What is expected: Apart from the pictures, everything in the lines below must be printed exactly.

........

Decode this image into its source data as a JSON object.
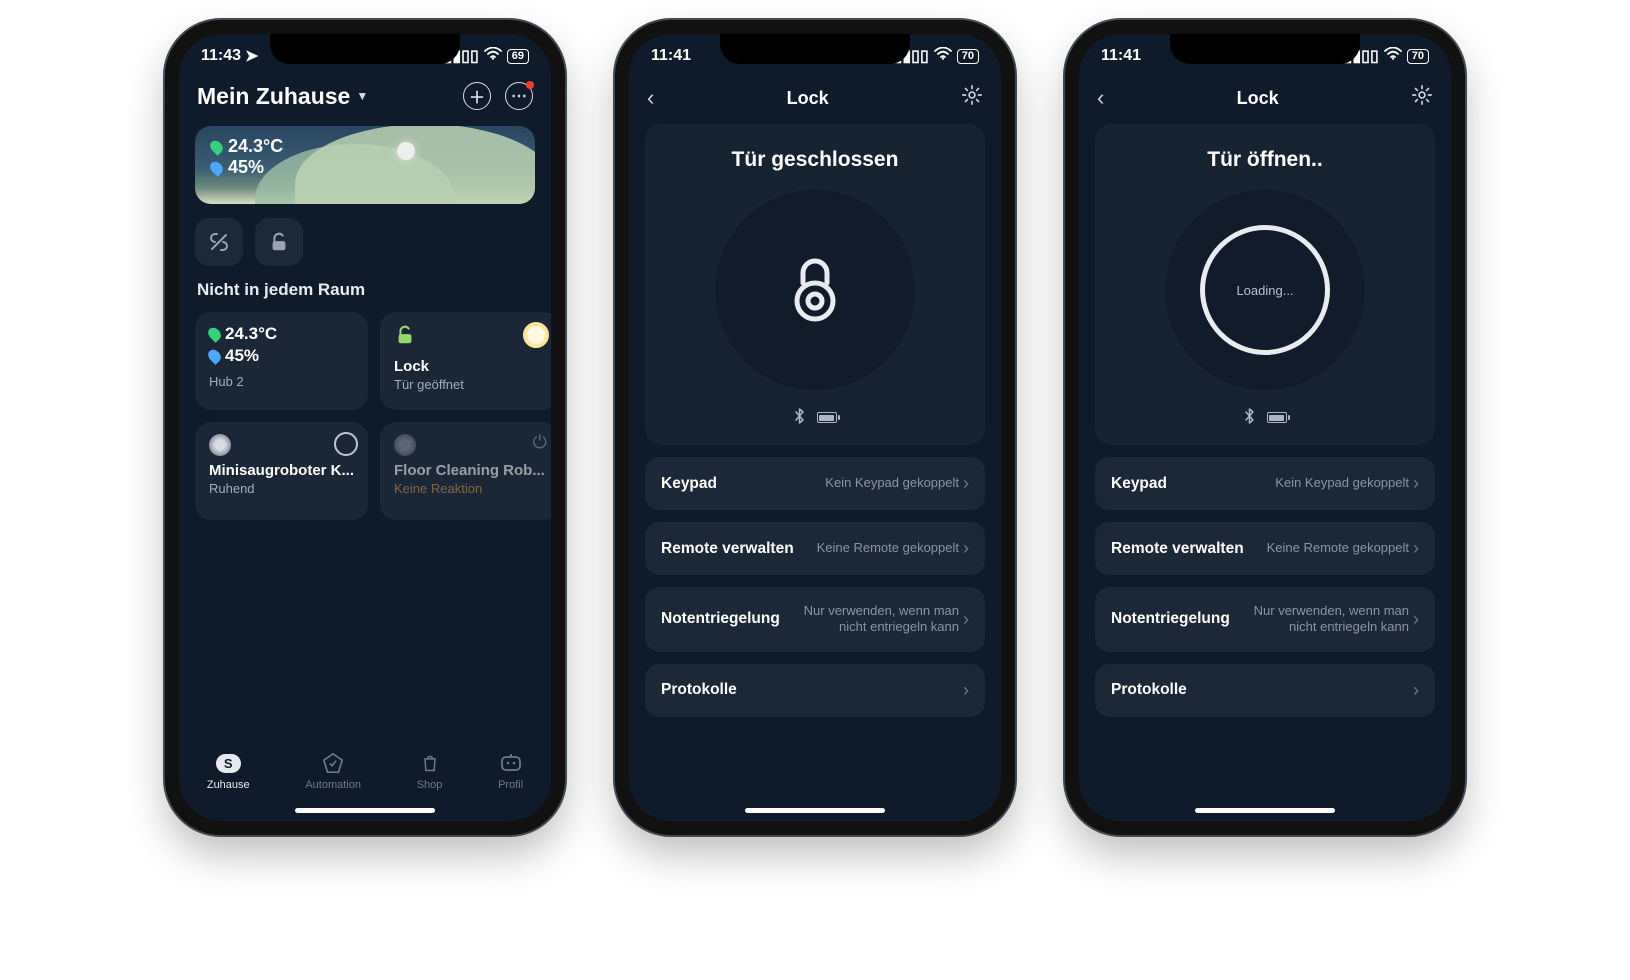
{
  "phone1": {
    "status": {
      "time": "11:43",
      "battery": "69"
    },
    "header": {
      "title": "Mein Zuhause"
    },
    "weather": {
      "temp": "24.3°C",
      "humidity": "45%"
    },
    "section_title": "Nicht in jedem Raum",
    "cards": {
      "hub": {
        "temp": "24.3°C",
        "humidity": "45%",
        "name": "Hub 2"
      },
      "lock": {
        "name": "Lock",
        "state": "Tür geöffnet"
      },
      "robot1": {
        "name": "Minisaugroboter K...",
        "state": "Ruhend"
      },
      "robot2": {
        "name": "Floor Cleaning Rob...",
        "state": "Keine Reaktion"
      }
    },
    "tabs": {
      "home": "Zuhause",
      "auto": "Automation",
      "shop": "Shop",
      "profile": "Profil"
    }
  },
  "phone2": {
    "status": {
      "time": "11:41",
      "battery": "70"
    },
    "title": "Lock",
    "lock_status": "Tür geschlossen",
    "list": {
      "keypad": {
        "l": "Keypad",
        "r": "Kein Keypad gekoppelt"
      },
      "remote": {
        "l": "Remote verwalten",
        "r": "Keine Remote gekoppelt"
      },
      "emergency": {
        "l": "Notentriegelung",
        "r": "Nur verwenden, wenn man nicht entriegeln kann"
      },
      "logs": {
        "l": "Protokolle",
        "r": ""
      }
    }
  },
  "phone3": {
    "status": {
      "time": "11:41",
      "battery": "70"
    },
    "title": "Lock",
    "lock_status": "Tür öffnen..",
    "loading": "Loading...",
    "list": {
      "keypad": {
        "l": "Keypad",
        "r": "Kein Keypad gekoppelt"
      },
      "remote": {
        "l": "Remote verwalten",
        "r": "Keine Remote gekoppelt"
      },
      "emergency": {
        "l": "Notentriegelung",
        "r": "Nur verwenden, wenn man nicht entriegeln kann"
      },
      "logs": {
        "l": "Protokolle",
        "r": ""
      }
    }
  }
}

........

Exercise response:
Decode this image into its source data as a JSON object.
{
  "phone1": {
    "status": {
      "time": "11:43",
      "battery": "69"
    },
    "header": {
      "title": "Mein Zuhause"
    },
    "weather": {
      "temp": "24.3°C",
      "humidity": "45%"
    },
    "section_title": "Nicht in jedem Raum",
    "cards": {
      "hub": {
        "temp": "24.3°C",
        "humidity": "45%",
        "name": "Hub 2"
      },
      "lock": {
        "name": "Lock",
        "state": "Tür geöffnet"
      },
      "robot1": {
        "name": "Minisaugroboter K...",
        "state": "Ruhend"
      },
      "robot2": {
        "name": "Floor Cleaning Rob...",
        "state": "Keine Reaktion"
      }
    },
    "tabs": {
      "home": "Zuhause",
      "auto": "Automation",
      "shop": "Shop",
      "profile": "Profil"
    }
  },
  "phone2": {
    "status": {
      "time": "11:41",
      "battery": "70"
    },
    "title": "Lock",
    "lock_status": "Tür geschlossen",
    "list": {
      "keypad": {
        "l": "Keypad",
        "r": "Kein Keypad gekoppelt"
      },
      "remote": {
        "l": "Remote verwalten",
        "r": "Keine Remote gekoppelt"
      },
      "emergency": {
        "l": "Notentriegelung",
        "r": "Nur verwenden, wenn man nicht entriegeln kann"
      },
      "logs": {
        "l": "Protokolle",
        "r": ""
      }
    }
  },
  "phone3": {
    "status": {
      "time": "11:41",
      "battery": "70"
    },
    "title": "Lock",
    "lock_status": "Tür öffnen..",
    "loading": "Loading...",
    "list": {
      "keypad": {
        "l": "Keypad",
        "r": "Kein Keypad gekoppelt"
      },
      "remote": {
        "l": "Remote verwalten",
        "r": "Keine Remote gekoppelt"
      },
      "emergency": {
        "l": "Notentriegelung",
        "r": "Nur verwenden, wenn man nicht entriegeln kann"
      },
      "logs": {
        "l": "Protokolle",
        "r": ""
      }
    }
  }
}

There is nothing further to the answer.